Copy all lines below exactly as written. Leave pictures out.

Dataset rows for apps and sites
Segment Open

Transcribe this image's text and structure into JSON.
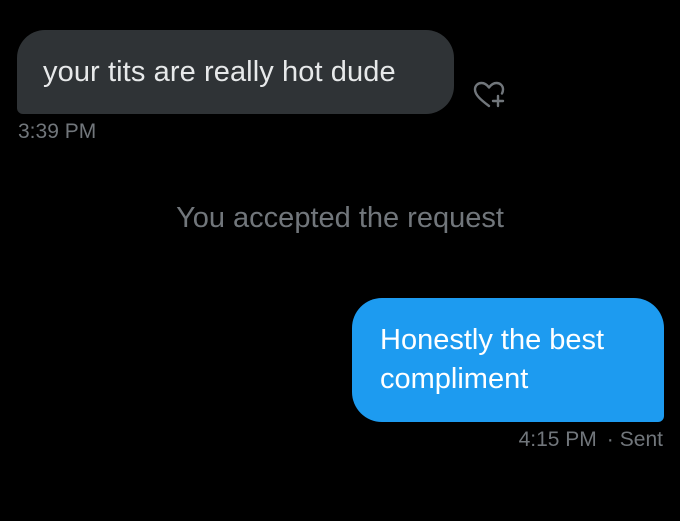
{
  "messages": {
    "incoming": {
      "text": "your tits are really hot dude",
      "time": "3:39 PM"
    },
    "system": {
      "text": "You accepted the request"
    },
    "outgoing": {
      "line1": "Honestly the best",
      "line2": "compliment",
      "time": "4:15 PM",
      "separator": "·",
      "status": "Sent"
    }
  },
  "icons": {
    "react": "heart-plus-icon"
  },
  "colors": {
    "background": "#000000",
    "incoming_bubble": "#2f3336",
    "outgoing_bubble": "#1d9bf0",
    "muted_text": "#71767b",
    "primary_text": "#e7e9ea"
  }
}
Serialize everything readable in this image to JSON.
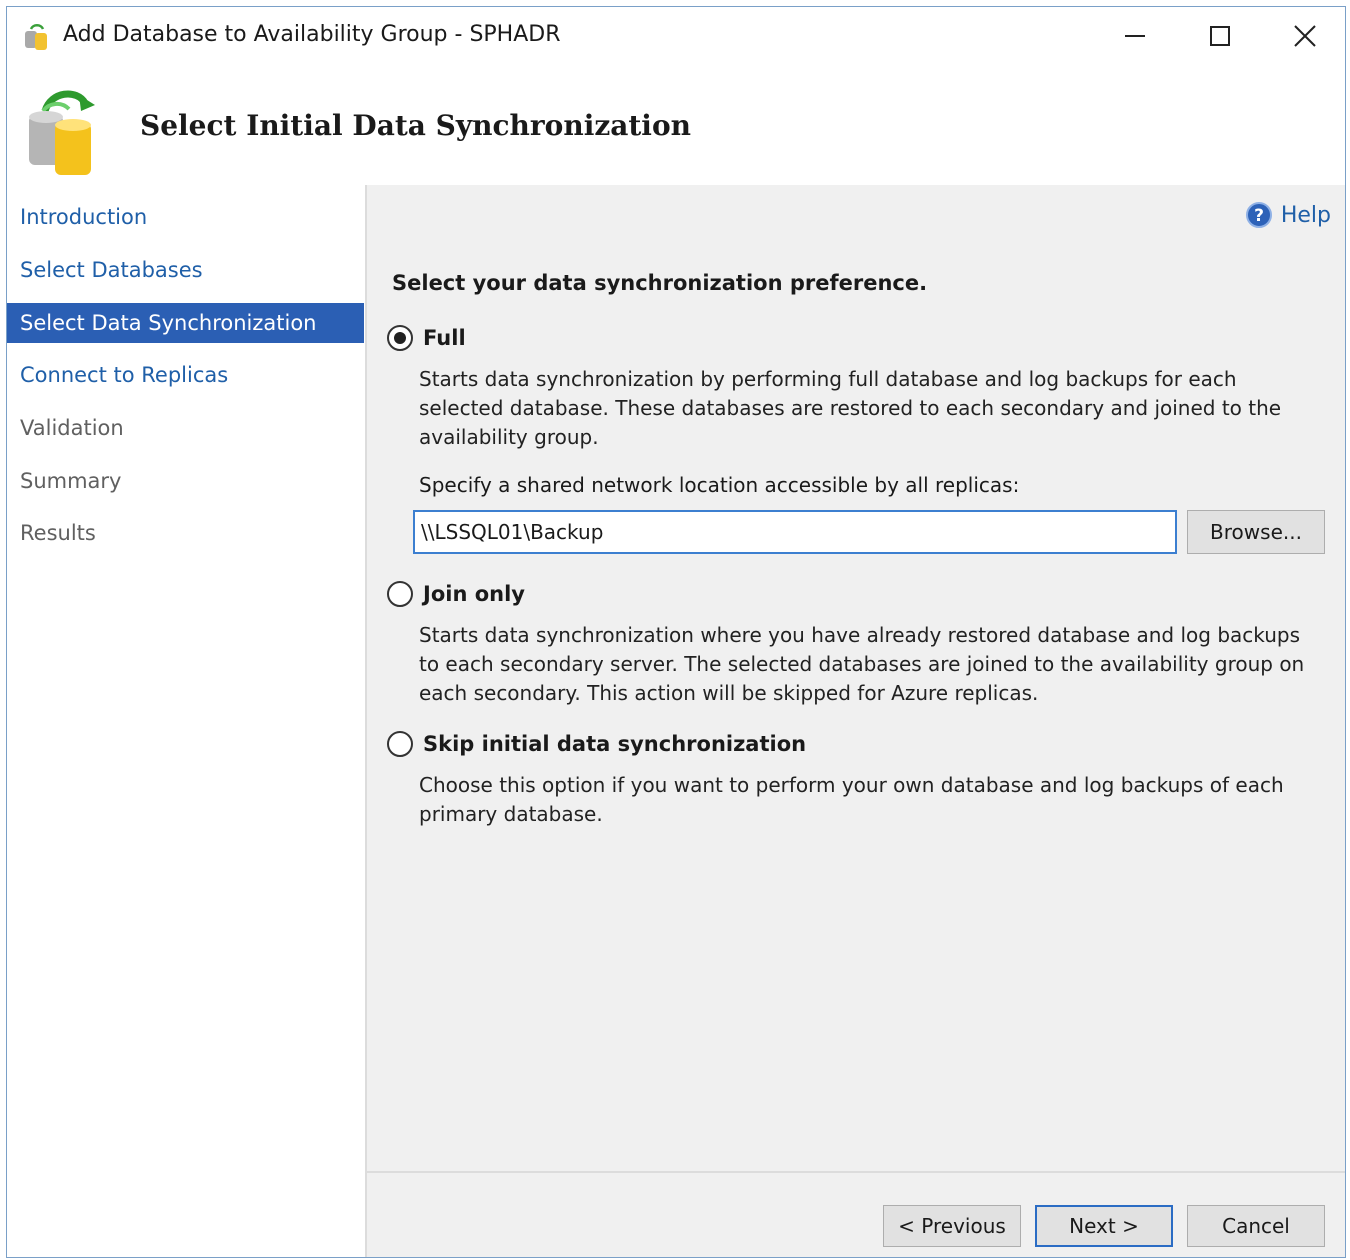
{
  "window": {
    "title": "Add Database to Availability Group - SPHADR"
  },
  "header": {
    "title": "Select Initial Data Synchronization"
  },
  "sidebar": {
    "items": [
      {
        "label": "Introduction",
        "state": "link"
      },
      {
        "label": "Select Databases",
        "state": "link"
      },
      {
        "label": "Select Data Synchronization",
        "state": "active"
      },
      {
        "label": "Connect to Replicas",
        "state": "link"
      },
      {
        "label": "Validation",
        "state": "disabled"
      },
      {
        "label": "Summary",
        "state": "disabled"
      },
      {
        "label": "Results",
        "state": "disabled"
      }
    ]
  },
  "main": {
    "help_label": "Help",
    "heading": "Select your data synchronization preference.",
    "options": [
      {
        "label": "Full",
        "selected": true,
        "description": "Starts data synchronization by performing full database and log backups for each selected database. These databases are restored to each secondary and joined to the availability group."
      },
      {
        "label": "Join only",
        "selected": false,
        "description": "Starts data synchronization where you have already restored database and log backups to each secondary server. The selected databases are joined to the availability group on each secondary. This action will be skipped for Azure replicas."
      },
      {
        "label": "Skip initial data synchronization",
        "selected": false,
        "description": "Choose this option if you want to perform your own database and log backups of each primary database."
      }
    ],
    "location_label": "Specify a shared network location accessible by all replicas:",
    "location_value": "\\\\LSSQL01\\Backup",
    "browse_label": "Browse..."
  },
  "footer": {
    "previous_label": "< Previous",
    "next_label": "Next >",
    "cancel_label": "Cancel"
  },
  "colors": {
    "accent": "#2b5fb4",
    "link": "#1f5fa8",
    "panel": "#f0f0f0"
  }
}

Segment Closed

Task response:
Transcribe this image's text and structure into JSON.
{
  "messages": {
    "incoming": {
      "text": "your tits are really hot dude",
      "time": "3:39 PM"
    },
    "system": {
      "text": "You accepted the request"
    },
    "outgoing": {
      "line1": "Honestly the best",
      "line2": "compliment",
      "time": "4:15 PM",
      "separator": "·",
      "status": "Sent"
    }
  },
  "icons": {
    "react": "heart-plus-icon"
  },
  "colors": {
    "background": "#000000",
    "incoming_bubble": "#2f3336",
    "outgoing_bubble": "#1d9bf0",
    "muted_text": "#71767b",
    "primary_text": "#e7e9ea"
  }
}
Serialize everything readable in this image to JSON.
{
  "window": {
    "title": "Add Database to Availability Group - SPHADR"
  },
  "header": {
    "title": "Select Initial Data Synchronization"
  },
  "sidebar": {
    "items": [
      {
        "label": "Introduction",
        "state": "link"
      },
      {
        "label": "Select Databases",
        "state": "link"
      },
      {
        "label": "Select Data Synchronization",
        "state": "active"
      },
      {
        "label": "Connect to Replicas",
        "state": "link"
      },
      {
        "label": "Validation",
        "state": "disabled"
      },
      {
        "label": "Summary",
        "state": "disabled"
      },
      {
        "label": "Results",
        "state": "disabled"
      }
    ]
  },
  "main": {
    "help_label": "Help",
    "heading": "Select your data synchronization preference.",
    "options": [
      {
        "label": "Full",
        "selected": true,
        "description": "Starts data synchronization by performing full database and log backups for each selected database. These databases are restored to each secondary and joined to the availability group."
      },
      {
        "label": "Join only",
        "selected": false,
        "description": "Starts data synchronization where you have already restored database and log backups to each secondary server. The selected databases are joined to the availability group on each secondary. This action will be skipped for Azure replicas."
      },
      {
        "label": "Skip initial data synchronization",
        "selected": false,
        "description": "Choose this option if you want to perform your own database and log backups of each primary database."
      }
    ],
    "location_label": "Specify a shared network location accessible by all replicas:",
    "location_value": "\\\\LSSQL01\\Backup",
    "browse_label": "Browse..."
  },
  "footer": {
    "previous_label": "< Previous",
    "next_label": "Next >",
    "cancel_label": "Cancel"
  },
  "colors": {
    "accent": "#2b5fb4",
    "link": "#1f5fa8",
    "panel": "#f0f0f0"
  }
}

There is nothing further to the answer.